is tract of slave territory, which contained 239,558 square miles, the proportion between free and slave territory was at once greatly changed; for the free territory which had before the cession been but one fifth of the whole country, was by this voluntary act of a slave State, increased to more than one-half. The relative extent of the two sections now stood thus: Free territory, 409,220 square miles; slave territory, 398,458 square miles.--Of the latter, the States of North Carolina, South Carolina and Georgia conveyed 142,856 miles to the United States, on condition that slavery should not be interfered with; and upon this condition it was accepted, and since that time have been created out of it the States of Tennessee, Alabama and Mississippi. Thus, it will be seen, that in the first partition of territory, it was freely and generously divided by the slave States with the free, the former giving up their preponderance of territory, and of their own accord putting the latter on
wo Yankee captains from a New York Regiment. Thanks to the energy and the zeal displayed on all sides, order begins to reign and system to prevail amid the immense number. More physicians have arrived from other towns: among them Dr. Alex. Rives, late house-surgeon of Bellevue Hospital, New York; Dr. Moon, and a young lady of the neighborhood, to whose skillful and experienced hands the care of a ward has been entrusted. Other States, also, are coming to the relief of their sons.--South Carolina, ever ahead in all noble enterprises, has already taken measures to provide houses, provisions and nurses for her wounded or sick soldiers, and we doubt not that her example will soon be followed by others. It is Virginia, however, who of course ought mainly to see to it that this truly grand institution should be kept up in a manner worthy of her name and of the noble men who are now tended by her sons and her daughters.--The benevolence of a single locality ought not to be over taxed;
Lamentable affair --We learn that Capt. Charles H. Axson, of South Carolina, was killed last Tuesday evening, near Wilson, North Carolina, on the Wilmington and Weldon Railroad, by Arthur B. Davis, of the Second Georgia Regiment. The main particulars of the affair, as we learn from eyewitnesses, are as follows: Capt. Axson, en route for Richmond, was bringing with him some watermelons and fine tropical fruits, as a present to distinguished friends in Richmond. davis while intoxicated, cut open several of the melons and crushed others. He afterwards approached the Captain and offered as an apology the remark that he was drunk, to which the Captain replied that being drunk was no excuse for stealing.

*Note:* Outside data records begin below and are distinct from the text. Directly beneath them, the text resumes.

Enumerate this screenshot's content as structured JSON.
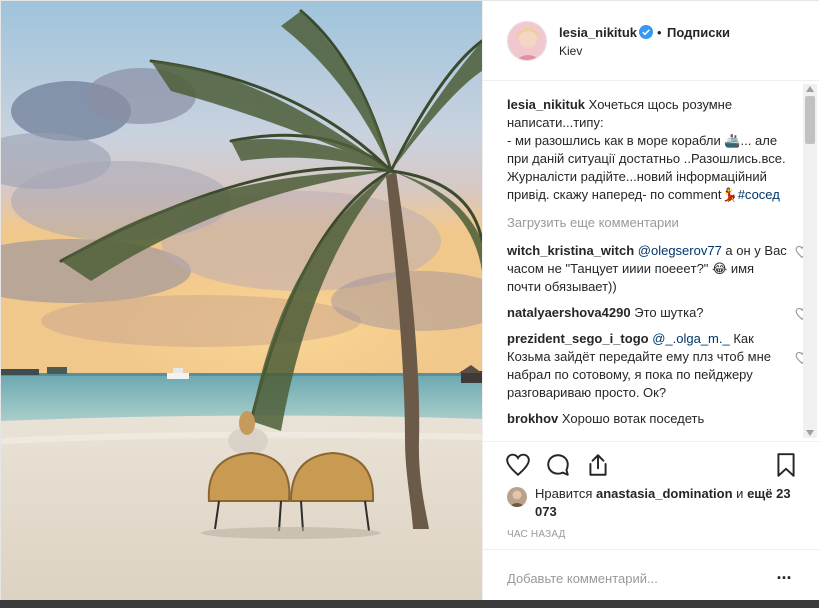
{
  "header": {
    "username": "lesia_nikituk",
    "separator": "•",
    "follow_label": "Подписки",
    "location": "Kiev"
  },
  "caption": {
    "username": "lesia_nikituk",
    "text": "Хочеться щось розумне написати...типу:\n- ми разошлись как в море корабли 🚢... але при даній ситуації достатньо ..Разошлись.все. Журналісти радійте...новий інформаційний привід. скажу наперед- по comment💃",
    "hashtag": "#сосед"
  },
  "load_more_label": "Загрузить еще комментарии",
  "comments": [
    {
      "username": "witch_kristina_witch",
      "mention": "@olegserov77",
      "text": " а он у Вас часом не \"Танцует ииии поееeт?\" 😂 имя почти обязывает))"
    },
    {
      "username": "natalyaershova4290",
      "mention": "",
      "text": "Это шутка?"
    },
    {
      "username": "prezident_sego_i_togo",
      "mention": "@_.olga_m._",
      "text": " Как Козьма зайдёт передайте ему плз чтоб мне набрал по сотовому, я пока по пейджеру разговариваю просто. Ок?"
    },
    {
      "username": "brokhov",
      "mention": "",
      "text": " Хорошо вотак поседеть"
    }
  ],
  "likes": {
    "prefix": "Нравится",
    "user": "anastasia_domination",
    "and": "и",
    "others": "ещё 23 073"
  },
  "time_ago": "ЧАС НАЗАД",
  "add_comment_placeholder": "Добавьте комментарий...",
  "more_label": "...",
  "colors": {
    "link": "#003569",
    "muted": "#999999",
    "verified": "#3897f0"
  }
}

During the day Davis again approached the Captain, and declared that he was sorry for what he had done while intoxicated, and was willing to make any apology for it. The Captain replied that he was satisfied, shook his hand and joined him in a drink. --They appeared afterward